◆ **Exercise**
A single number is the answer here: the count of lines in the data below that include the word "Policy".

Data records for software interfaces
================================

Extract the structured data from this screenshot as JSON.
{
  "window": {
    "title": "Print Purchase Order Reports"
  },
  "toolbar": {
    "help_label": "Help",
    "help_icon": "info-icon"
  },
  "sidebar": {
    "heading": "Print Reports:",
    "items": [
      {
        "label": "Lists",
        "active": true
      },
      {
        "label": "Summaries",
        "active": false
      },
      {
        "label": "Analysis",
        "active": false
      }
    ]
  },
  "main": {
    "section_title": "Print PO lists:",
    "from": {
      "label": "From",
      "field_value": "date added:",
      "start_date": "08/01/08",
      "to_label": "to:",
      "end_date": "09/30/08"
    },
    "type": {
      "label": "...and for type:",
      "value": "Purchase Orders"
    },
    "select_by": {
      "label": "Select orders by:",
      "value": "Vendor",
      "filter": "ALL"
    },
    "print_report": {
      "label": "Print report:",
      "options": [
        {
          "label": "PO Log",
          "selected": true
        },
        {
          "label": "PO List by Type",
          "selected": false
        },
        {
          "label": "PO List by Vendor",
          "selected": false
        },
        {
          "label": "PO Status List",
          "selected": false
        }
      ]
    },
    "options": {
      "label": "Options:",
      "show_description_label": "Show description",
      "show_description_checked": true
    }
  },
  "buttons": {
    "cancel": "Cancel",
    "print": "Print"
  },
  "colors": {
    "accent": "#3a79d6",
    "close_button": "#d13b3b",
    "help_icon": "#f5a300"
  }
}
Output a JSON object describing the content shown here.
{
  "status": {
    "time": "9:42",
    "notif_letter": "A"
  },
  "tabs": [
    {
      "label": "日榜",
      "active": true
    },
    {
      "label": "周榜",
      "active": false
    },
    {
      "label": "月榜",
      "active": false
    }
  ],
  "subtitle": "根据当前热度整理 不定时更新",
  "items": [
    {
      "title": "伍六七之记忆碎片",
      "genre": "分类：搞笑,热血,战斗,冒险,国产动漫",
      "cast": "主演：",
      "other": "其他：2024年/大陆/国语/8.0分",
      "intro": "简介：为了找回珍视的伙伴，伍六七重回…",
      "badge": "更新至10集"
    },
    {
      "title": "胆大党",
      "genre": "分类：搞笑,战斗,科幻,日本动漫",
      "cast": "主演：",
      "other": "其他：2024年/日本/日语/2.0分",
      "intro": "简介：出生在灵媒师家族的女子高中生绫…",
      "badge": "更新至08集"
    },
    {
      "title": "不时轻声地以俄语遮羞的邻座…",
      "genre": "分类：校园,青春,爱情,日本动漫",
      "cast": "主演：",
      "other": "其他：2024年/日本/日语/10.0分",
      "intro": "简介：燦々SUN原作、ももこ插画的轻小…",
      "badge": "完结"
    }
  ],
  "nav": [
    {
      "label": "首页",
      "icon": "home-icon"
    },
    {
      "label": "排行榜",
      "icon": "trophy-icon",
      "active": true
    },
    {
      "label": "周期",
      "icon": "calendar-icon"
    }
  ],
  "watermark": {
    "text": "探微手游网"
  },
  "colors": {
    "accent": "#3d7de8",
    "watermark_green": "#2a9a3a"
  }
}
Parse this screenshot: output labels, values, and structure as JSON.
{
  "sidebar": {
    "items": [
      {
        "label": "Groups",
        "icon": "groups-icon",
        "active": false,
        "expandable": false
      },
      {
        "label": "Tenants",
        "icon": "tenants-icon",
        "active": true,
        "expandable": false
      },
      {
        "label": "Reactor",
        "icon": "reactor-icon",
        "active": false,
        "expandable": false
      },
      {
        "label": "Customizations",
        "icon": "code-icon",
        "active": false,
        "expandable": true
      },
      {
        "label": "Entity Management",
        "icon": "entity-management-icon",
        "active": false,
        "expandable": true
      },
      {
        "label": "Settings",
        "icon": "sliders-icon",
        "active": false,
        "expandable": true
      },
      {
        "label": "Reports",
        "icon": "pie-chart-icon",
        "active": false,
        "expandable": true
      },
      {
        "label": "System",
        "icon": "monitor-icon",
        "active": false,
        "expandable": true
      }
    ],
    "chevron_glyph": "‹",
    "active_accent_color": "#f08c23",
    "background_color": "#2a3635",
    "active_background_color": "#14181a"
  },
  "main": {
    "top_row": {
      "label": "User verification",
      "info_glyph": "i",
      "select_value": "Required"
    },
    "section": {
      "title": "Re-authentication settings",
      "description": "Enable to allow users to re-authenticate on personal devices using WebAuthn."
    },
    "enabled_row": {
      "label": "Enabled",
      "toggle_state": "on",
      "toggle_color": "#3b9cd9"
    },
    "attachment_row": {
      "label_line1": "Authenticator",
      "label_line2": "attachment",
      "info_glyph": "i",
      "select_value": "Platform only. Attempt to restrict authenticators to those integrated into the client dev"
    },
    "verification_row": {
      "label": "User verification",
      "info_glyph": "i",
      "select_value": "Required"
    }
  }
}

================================

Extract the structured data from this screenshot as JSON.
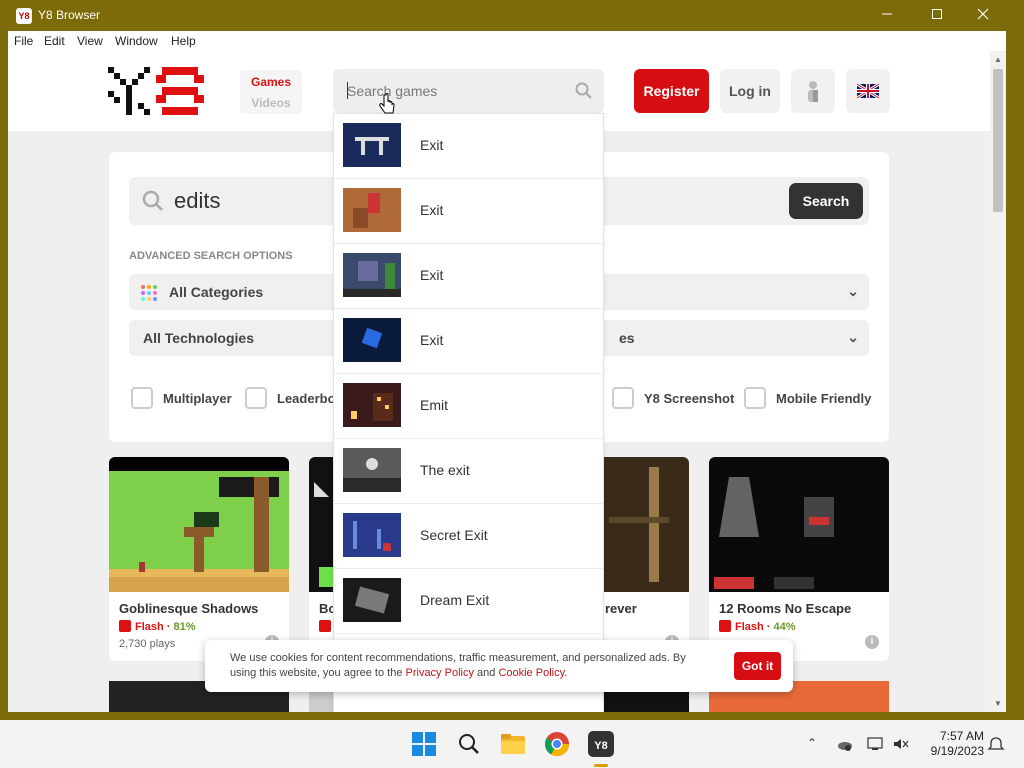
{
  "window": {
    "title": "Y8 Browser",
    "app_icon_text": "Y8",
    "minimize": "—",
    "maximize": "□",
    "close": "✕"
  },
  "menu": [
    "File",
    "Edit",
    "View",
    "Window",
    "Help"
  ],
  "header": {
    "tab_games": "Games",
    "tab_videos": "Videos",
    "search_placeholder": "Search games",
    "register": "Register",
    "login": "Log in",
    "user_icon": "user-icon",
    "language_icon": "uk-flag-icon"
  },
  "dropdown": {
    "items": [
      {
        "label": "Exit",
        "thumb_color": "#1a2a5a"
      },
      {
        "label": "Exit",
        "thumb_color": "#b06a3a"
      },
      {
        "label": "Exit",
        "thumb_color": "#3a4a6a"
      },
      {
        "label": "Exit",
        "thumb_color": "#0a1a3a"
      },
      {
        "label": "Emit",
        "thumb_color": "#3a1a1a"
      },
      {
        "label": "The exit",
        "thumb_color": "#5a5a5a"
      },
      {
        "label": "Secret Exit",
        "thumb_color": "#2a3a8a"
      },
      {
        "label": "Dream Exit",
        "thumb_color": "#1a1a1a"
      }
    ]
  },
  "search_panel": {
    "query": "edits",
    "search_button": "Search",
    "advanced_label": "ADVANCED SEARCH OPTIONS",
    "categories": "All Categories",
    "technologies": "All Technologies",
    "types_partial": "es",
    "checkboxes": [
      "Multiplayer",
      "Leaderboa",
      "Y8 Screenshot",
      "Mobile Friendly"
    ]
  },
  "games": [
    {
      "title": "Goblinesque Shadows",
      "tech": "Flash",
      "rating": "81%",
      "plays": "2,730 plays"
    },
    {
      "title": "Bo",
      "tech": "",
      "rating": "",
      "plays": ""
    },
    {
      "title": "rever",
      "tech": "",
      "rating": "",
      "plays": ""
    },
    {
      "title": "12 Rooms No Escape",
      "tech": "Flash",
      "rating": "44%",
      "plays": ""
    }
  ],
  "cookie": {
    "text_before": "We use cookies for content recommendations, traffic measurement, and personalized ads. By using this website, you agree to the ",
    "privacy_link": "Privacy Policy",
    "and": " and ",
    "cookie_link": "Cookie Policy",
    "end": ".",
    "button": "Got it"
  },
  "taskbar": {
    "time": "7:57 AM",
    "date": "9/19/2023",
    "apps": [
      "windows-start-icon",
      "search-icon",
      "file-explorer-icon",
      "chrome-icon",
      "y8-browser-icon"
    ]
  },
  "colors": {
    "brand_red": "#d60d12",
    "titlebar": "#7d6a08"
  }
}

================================

◆ **Task output**
2